- YOUR OBJECTIVE
Each line in the listing below that holds "Bitshift" should be counted; reply with that number only.

*** Opening of SOURCE DATA ***

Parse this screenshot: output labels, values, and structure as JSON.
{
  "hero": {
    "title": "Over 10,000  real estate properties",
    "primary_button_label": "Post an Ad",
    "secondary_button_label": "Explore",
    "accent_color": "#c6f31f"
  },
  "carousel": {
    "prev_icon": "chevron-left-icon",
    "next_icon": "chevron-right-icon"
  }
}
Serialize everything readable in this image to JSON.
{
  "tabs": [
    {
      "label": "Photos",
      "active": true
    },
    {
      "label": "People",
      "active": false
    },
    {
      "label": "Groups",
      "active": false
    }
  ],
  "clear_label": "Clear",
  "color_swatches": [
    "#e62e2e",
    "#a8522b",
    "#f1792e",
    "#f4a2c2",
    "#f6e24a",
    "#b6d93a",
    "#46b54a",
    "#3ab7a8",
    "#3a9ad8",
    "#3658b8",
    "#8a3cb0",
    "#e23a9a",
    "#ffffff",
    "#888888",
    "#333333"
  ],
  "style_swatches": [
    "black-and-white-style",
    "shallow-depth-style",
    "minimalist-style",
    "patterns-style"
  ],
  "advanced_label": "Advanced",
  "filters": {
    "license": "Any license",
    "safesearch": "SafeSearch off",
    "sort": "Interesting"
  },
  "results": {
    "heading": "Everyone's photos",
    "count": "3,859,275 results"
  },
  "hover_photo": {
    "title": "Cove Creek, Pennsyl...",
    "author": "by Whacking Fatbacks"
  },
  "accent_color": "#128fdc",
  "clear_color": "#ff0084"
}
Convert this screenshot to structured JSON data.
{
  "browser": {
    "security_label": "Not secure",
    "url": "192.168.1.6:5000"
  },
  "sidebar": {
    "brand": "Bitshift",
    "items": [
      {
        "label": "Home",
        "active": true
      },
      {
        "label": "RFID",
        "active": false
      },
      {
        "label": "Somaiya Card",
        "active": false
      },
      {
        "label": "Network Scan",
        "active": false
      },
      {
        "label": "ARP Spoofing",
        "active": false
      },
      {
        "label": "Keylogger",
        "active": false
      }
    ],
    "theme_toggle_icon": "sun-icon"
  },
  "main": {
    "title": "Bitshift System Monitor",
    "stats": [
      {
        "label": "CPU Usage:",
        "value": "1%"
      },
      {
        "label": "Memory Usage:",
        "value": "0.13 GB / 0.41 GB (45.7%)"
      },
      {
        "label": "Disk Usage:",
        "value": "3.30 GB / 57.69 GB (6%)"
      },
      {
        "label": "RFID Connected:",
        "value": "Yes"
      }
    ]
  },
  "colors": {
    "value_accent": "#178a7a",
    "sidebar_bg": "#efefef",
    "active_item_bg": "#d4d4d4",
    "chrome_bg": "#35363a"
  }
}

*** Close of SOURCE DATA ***

- WRITTEN ANSWER
2